Clarke laughs and the mood changes just like that to something lighter, more playful. “That hallway,” Clarke manages as Lexa sucks at the base of her neck.
Lexa goes easily where she is directed, though she almost runs into a corner when Clarke tongues her without warning.
She eases Clarke onto her bed, and the loss of pressure means fabric flutters down between them. Fuck towels anyway, because Clarke eagerly palms her newly-revealed breast.
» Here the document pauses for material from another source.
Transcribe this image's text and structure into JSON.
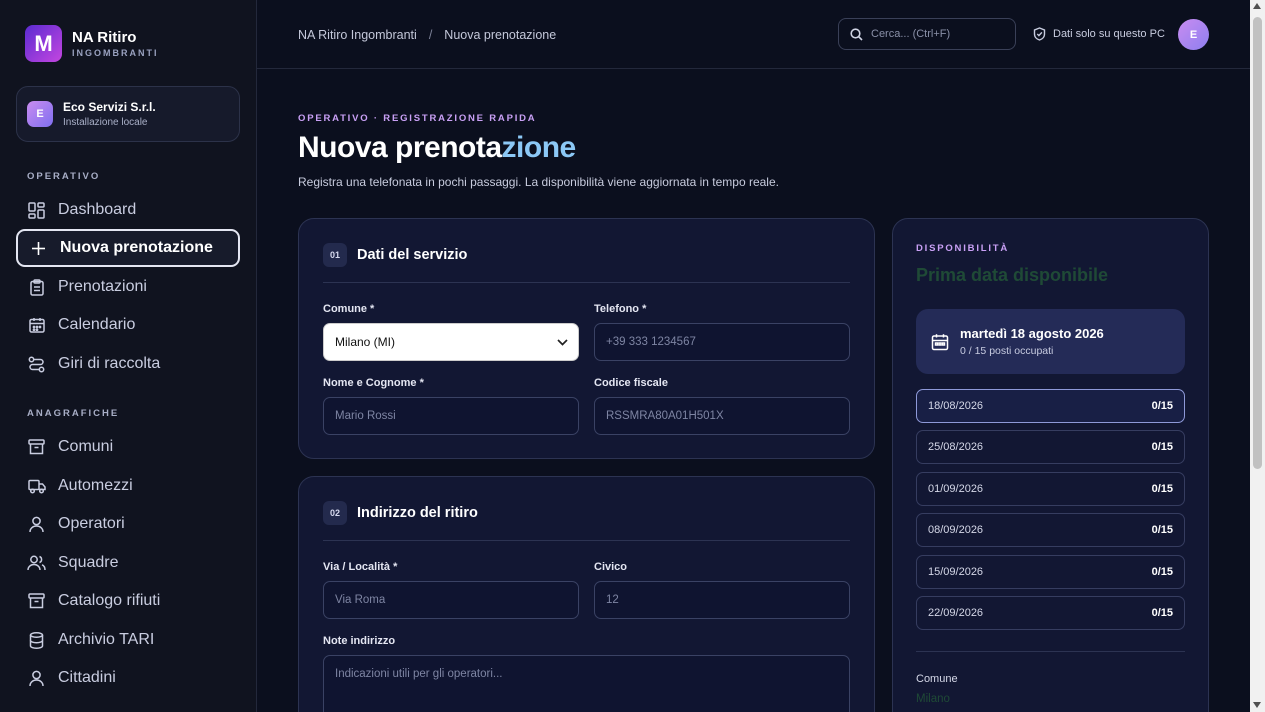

They yank the offending garments away, discarding them over the edge of the bed.
Lexa should feel vulnerable, suddenly naked, but Clarke is looking up at her, wanting and wet in more ways than one. She walks her knees onto the bed, leaning down to kiss Clarke again.
Clarke grasps her thigh with one hand, tugging her ever closer, while her other arm drapes around Lexa’s back, their breasts pressing together. “You’re so gorgeous,” Clarke murmurs against her cheek and it makes Lexa shiver.
“Clarke,” Lexa breathes, pulling back to meet Clarke’s gaze. “I--” But she stops herself, thinking how foolish she would sound.
Clarke waits, looking at her reverently. But Lexa doesn’t have the strength to continue, so Clarke surges up to briefly kiss her again. “Me too,” she says. A laugh rises from her chest and Lexa feels more than hears it. “All the songs, Lexa. I didn’t hide it very well.”
Lexa’s chest burns pleasantly and she kisses Clarke again.
“Me, too, Lexa.”
The words ring in Lexa’s ears as she kisses her way down Clarke’s body. They’re quickly replaced by others, though, that she coaxes out with her mouth and her hands, and when she’s afraid she’ll forget, Clarke trembles and utters more.
Clarke says the words that Lexa could not when she comes.
Lexa has her chance when Clarke flips her over and curls her fingers up and Lexa’s so tightly wound that it only takes a few minutes for her to cry them out against Clarke’s shoulder.
31. Ride -- SoMo
Clarke and Lexa begin singing, more often than not, under the same shower head.
And after a while, they give up one altogether. Needless to say, their new neighbors are not amused.